§ Lords Amendment No. 2: in page 14, line 12, at end insert: " ' race ' includes tribe "
§ Mr. Taverne
I beg to move, That this House doth agree with the Lords in the said Amendment.
This Amendment increases the protection given by paragraphs (b) and (c) of Clause 4(1). The provisions, which relate to matters of race, are extended to include tribal matters. These provisions were modelled on Article 3 of the European Convention on Extradition, but in the inter-European context tribal considerations do not play a very great part. The object of this provision is clearly to protect minorities who might be prejudiced because of their ethnic back-ground.
It must be accepted that if a man were conclusively to satisfy the courts that as a member of a particular tribe he might face certain prejudice and not receive a fair trial, it would be embarrassing if the courts had to reject any such argument which had merit on the ground that the case was not covered by the reference to race, religion, nationality, or political opinions. It is possible on an ordinary commonsense view that tribes in certain parts of the world could not be regarded as races, and it has, therefore, been thought prudent to amend the Bill to put it beyond doubt that race includes tribe, and that is what the Amendment does.
§ Mr. Buck
This is a very small Amendment, but it slightly helps in clarification. However, it is interesting to note that not only does the Large Oxford Dictionary, in its definition of "race", include a reference to "tribe", but so does the Shorter Oxford Dictionary, and in those circumstances the matter would appear to be covered by the Bill as drafted.
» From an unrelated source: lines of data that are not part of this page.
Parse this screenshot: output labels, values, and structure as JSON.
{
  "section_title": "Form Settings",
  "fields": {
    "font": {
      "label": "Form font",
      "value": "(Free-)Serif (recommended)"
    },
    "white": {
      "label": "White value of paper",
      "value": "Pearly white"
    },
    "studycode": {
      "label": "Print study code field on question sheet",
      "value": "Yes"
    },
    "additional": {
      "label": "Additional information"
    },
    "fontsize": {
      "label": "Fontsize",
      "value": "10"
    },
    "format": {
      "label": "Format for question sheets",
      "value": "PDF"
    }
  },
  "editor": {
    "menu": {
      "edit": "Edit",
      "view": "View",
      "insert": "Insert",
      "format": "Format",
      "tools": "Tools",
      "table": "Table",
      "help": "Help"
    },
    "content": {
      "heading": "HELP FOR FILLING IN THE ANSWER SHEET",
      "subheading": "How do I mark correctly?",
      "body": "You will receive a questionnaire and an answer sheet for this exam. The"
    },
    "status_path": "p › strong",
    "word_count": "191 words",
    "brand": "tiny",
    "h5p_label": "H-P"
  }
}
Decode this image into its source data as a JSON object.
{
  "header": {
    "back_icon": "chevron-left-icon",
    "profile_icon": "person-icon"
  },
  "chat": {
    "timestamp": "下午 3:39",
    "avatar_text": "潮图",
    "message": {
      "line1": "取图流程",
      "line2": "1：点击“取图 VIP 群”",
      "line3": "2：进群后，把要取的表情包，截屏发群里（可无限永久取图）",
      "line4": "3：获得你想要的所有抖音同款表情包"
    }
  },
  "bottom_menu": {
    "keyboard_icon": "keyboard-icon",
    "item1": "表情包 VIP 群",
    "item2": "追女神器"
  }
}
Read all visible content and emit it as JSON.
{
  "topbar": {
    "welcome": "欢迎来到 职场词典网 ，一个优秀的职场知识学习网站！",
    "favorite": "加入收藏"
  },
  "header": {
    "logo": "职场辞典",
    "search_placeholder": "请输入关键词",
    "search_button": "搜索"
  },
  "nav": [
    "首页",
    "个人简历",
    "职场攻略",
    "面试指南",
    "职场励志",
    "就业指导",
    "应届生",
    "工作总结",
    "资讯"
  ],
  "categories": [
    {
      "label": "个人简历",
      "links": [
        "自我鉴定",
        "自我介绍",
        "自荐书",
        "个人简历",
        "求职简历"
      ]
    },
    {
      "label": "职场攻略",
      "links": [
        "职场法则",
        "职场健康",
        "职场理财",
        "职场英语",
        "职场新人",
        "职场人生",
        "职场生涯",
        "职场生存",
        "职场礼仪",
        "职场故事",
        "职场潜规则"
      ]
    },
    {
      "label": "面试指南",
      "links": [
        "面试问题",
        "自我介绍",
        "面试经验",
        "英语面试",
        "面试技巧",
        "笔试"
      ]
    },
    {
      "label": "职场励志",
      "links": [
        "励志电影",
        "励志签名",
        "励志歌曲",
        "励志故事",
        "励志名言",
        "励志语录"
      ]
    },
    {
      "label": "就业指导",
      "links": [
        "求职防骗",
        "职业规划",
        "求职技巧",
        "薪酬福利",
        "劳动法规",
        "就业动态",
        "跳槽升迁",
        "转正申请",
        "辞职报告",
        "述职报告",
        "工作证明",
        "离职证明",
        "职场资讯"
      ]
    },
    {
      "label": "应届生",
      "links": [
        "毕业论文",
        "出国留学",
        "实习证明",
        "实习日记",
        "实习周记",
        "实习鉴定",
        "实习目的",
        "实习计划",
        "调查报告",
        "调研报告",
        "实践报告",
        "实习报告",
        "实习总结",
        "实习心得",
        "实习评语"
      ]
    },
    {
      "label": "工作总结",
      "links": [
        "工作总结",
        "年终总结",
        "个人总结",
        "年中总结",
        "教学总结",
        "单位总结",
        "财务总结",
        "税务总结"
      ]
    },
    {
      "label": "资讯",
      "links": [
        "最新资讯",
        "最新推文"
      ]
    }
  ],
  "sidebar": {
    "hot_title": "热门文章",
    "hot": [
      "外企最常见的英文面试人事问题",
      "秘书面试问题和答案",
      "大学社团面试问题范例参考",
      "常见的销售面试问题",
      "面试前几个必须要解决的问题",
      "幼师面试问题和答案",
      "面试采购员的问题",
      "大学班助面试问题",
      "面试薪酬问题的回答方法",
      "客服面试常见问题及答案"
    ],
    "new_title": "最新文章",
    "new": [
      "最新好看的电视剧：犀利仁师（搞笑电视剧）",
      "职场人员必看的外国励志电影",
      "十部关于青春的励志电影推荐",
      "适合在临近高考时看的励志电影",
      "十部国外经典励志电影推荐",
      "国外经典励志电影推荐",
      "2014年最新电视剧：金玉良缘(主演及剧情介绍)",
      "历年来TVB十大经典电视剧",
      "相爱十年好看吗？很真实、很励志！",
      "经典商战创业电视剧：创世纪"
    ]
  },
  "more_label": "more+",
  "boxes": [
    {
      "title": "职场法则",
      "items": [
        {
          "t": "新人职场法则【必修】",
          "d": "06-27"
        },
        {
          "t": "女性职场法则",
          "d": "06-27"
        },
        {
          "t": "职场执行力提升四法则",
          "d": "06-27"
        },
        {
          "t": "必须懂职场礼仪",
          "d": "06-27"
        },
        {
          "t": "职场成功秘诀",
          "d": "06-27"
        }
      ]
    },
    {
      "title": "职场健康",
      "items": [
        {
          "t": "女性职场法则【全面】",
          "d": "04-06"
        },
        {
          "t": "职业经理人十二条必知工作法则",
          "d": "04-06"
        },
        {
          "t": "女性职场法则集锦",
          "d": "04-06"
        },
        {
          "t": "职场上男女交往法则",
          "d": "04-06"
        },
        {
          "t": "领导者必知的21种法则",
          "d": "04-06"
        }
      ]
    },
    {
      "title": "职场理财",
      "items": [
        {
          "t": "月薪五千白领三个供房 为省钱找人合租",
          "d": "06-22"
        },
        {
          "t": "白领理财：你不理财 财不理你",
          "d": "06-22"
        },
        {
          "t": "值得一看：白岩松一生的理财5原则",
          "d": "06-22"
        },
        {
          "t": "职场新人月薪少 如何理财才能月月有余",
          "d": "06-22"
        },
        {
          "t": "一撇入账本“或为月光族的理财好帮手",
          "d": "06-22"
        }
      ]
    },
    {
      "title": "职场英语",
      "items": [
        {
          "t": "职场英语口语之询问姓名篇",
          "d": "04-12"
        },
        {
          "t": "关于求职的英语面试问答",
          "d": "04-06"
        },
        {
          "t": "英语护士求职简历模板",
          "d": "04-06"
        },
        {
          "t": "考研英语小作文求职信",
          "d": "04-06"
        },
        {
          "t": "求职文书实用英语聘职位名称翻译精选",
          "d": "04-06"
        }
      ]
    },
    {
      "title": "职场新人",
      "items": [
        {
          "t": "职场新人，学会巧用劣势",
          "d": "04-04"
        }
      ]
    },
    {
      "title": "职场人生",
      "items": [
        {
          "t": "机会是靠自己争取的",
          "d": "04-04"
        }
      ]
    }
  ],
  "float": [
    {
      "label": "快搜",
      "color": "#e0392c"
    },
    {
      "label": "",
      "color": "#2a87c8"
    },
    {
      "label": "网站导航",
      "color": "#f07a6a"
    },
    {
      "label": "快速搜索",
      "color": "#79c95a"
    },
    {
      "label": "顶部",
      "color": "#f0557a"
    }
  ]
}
However, to make it even more clear it may be helpful to have a reference to "tribe", because in certain Commonwealth countries tribal considerations may be more appropriate than those which we normally think of as racial considerations.
2673 This, therefore, seems to us to be a small, but helpful Amendment.
§ Question put and agreed to.